without an ethical compass into a world we could live to regret"?
It really wasn't Bush's words that the New York Times found
"disturbing" so much as his "black-and-white tone." Yet, most people
do perceive killing in tones of black and white and, in Bush's words,
"wrong" and "unethical."
Bush announced that he wants to ban human cloning, i.e., creating
human embryos that are genetic replicas of adults. The controversy
arises because some people assert there are two kinds of cloning: bad
reproductive cloning and good experimental cloning (also called
research or therapeutic cloning).
According to the National Academy of Sciences, the first step in
all cloning is "nuclear transplantation" or "somatic cell nuclear
transfer." This produces a cell that divides several times to produce
an embryo composed of about 150 cells.
If the embryo is implanted in a woman's uterus, a baby can be born
nine months later, and that's called reproductive cloning.
Alternatively, the cells can be removed from the embryo to make stem
cell lines for experimentation and the embryo is killed; that's called
research or therapeutic cloning.
The difference between reproductive cloning and cloning for
research is not scientific; it is political and rhetorical.
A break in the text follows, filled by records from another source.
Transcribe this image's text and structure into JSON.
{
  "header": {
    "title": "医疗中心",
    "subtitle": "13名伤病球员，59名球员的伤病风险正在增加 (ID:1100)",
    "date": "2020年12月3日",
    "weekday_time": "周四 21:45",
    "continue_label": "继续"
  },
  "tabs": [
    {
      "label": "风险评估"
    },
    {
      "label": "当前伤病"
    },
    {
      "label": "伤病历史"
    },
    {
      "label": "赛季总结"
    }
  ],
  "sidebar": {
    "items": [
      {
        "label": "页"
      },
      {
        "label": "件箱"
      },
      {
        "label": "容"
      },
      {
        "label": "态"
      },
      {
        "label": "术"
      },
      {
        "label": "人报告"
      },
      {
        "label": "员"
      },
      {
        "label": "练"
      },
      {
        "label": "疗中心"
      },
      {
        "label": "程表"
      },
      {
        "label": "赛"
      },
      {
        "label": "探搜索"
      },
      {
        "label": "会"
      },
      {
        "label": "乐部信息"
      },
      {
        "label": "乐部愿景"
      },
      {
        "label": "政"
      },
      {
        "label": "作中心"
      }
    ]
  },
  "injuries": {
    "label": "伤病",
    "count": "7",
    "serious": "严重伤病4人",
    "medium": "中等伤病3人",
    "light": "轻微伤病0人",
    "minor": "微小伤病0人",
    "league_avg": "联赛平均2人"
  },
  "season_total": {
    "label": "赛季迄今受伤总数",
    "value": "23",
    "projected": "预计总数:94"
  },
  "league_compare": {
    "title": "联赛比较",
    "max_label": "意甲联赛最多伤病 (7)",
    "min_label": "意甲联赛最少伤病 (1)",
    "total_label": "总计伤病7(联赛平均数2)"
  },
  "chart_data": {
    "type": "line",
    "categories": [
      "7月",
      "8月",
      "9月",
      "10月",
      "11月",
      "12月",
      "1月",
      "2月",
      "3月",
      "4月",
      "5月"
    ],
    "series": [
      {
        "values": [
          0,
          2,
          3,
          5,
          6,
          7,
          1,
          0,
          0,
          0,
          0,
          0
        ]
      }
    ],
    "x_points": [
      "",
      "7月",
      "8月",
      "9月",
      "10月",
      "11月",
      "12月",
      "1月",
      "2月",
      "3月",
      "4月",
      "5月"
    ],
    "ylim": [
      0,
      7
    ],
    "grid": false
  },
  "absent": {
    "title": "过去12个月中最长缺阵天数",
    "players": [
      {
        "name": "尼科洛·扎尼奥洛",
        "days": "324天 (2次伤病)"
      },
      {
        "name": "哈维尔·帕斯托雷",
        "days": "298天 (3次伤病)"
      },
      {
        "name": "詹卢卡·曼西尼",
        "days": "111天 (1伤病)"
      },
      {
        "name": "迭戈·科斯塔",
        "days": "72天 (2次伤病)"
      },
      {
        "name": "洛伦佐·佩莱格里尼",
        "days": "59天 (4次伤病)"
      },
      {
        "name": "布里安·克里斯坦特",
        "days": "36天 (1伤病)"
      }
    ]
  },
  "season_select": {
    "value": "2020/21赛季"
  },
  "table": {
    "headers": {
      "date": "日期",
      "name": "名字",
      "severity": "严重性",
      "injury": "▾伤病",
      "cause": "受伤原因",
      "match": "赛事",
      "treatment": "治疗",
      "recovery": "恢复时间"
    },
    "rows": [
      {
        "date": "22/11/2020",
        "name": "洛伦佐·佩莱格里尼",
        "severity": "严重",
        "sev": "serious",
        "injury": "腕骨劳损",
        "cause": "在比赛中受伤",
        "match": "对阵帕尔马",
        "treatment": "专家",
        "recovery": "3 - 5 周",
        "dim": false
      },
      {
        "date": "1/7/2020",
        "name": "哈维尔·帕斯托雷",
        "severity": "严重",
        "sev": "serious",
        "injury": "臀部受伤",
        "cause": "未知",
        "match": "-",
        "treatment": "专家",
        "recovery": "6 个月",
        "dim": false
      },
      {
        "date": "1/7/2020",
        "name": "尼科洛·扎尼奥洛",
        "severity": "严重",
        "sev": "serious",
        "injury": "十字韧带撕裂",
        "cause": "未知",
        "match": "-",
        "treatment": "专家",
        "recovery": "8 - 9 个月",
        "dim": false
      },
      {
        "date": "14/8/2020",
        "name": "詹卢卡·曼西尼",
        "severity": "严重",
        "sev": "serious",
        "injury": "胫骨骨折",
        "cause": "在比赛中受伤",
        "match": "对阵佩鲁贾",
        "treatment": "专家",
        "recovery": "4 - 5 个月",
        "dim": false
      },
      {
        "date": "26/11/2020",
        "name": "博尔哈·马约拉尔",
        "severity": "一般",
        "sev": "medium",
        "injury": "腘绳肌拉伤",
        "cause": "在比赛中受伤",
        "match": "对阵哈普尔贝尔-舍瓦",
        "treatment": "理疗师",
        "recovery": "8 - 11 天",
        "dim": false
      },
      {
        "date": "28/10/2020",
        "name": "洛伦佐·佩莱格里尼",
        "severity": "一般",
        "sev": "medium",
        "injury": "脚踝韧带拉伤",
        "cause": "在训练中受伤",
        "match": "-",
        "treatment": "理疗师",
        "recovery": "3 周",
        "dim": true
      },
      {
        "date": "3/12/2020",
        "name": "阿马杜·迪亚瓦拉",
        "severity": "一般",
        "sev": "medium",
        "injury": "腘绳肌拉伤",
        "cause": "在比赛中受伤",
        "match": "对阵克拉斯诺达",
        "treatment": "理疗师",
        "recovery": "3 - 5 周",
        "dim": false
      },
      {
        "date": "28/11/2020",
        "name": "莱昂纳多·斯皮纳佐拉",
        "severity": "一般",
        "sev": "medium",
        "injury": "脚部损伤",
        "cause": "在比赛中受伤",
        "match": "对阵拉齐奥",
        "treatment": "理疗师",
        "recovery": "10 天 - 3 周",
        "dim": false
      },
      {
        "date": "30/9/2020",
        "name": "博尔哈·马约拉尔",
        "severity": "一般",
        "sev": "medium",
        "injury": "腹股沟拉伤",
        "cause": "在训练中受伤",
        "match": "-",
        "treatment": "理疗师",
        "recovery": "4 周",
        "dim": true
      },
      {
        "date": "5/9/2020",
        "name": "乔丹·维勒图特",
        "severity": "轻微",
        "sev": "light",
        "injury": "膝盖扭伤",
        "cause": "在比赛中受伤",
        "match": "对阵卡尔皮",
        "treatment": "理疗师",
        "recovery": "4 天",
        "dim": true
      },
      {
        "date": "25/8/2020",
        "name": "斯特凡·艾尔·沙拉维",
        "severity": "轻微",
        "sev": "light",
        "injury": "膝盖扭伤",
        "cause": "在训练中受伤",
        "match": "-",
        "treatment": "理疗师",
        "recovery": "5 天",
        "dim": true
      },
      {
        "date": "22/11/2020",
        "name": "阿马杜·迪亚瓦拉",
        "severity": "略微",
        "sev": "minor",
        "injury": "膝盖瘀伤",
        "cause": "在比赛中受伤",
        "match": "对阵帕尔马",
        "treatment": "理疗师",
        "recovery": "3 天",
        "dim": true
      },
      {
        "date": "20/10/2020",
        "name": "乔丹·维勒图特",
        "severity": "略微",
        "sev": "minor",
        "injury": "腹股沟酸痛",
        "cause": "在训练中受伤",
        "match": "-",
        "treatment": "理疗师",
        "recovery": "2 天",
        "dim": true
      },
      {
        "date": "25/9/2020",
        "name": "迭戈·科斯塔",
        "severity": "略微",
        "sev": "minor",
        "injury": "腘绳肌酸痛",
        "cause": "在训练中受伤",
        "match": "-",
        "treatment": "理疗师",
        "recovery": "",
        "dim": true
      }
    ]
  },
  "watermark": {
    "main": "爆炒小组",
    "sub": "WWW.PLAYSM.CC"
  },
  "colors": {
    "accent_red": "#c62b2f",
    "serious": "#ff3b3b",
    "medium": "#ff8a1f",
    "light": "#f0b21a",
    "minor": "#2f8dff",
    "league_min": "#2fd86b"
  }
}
It's only
the use of the embryo that is different.
There is widespread agreement that we should ban the former, but
profit-oriented lobbies have raised a big ruckus by asserting that
cloning-for-research might hold promise for the treatment of
Parkinson's and other diseases.
There is growing skepticism among scientists, however, about the
effectiveness of research cloning and its possibility to cure diseases.
Chasing pie in the sky down the cloning road would take valuable
resources away from the development of more promising avenues.
Clinical tests provide far more evidence that processes to conquer
disease can come from stem cells from umbilical cord blood and from
adults, of which there is an almost unlimited supply.
Scientists estimate that it would take at least 50 eggs to create
one viable cloned embryo, while all the other embryos would die or be
killed. At that rate, getting matched tissues for 16 million
Parkinson's patients would require 800 million women's eggs.
It defies all that we know about human nature to believe that, if
research cloning were allowed, it would never be used for reproductive
purposes. Such a rule would be impossible to enforce, even if we
stationed a policeman in every laboratory.
The press is already reporting news of foreign scientists who plan
to clone humans. These threats come in spite of the fact that the
laboratory cloning of animals required dozens of attempts and produced
spontaneous abortions and terrible abnormalities.
You don't have to have a particularly vivid imagination to
recognize that President Bush was correct when he said that authorizing
therapeutic cloning would lead to experimental human beings, "embryo
farms," and "a society in which human beings are grown for spare body
parts and children are engineered to custom specifications."
The House last year overwhelmingly (265-162) passed a good bill
that would prohibit human cloning for any purpose, and would further
prohibit the importation of medical therapies developed from cloning
technology. S.1899 is sponsored in the Senate by Sam Brownback (R-KS)
and more than two dozen other Senators, and the President has promised
to sign the bill if it passes.
Strenuous efforts are currently being made to weaken Brownback's
bill. Those who oppose human cloning must make sure the Senate bill
passes without an Enron loophole, i.e., allowing the results of
mischievous activities in foreign countries to be imported for the
profit of U.S. residents.
It would defeat the whole purpose of a ban on human cloning if
U.S. laboratories were allowed to experiment on clones, or use products
made from clones, brought in from other countries.
The overwhelming majority of Americans agree with President Bush
that "no human life should be exploited or extinguished for the benefit
of another." If we are going to stop cloning before it starts, it is
important for the Senate to act immediately.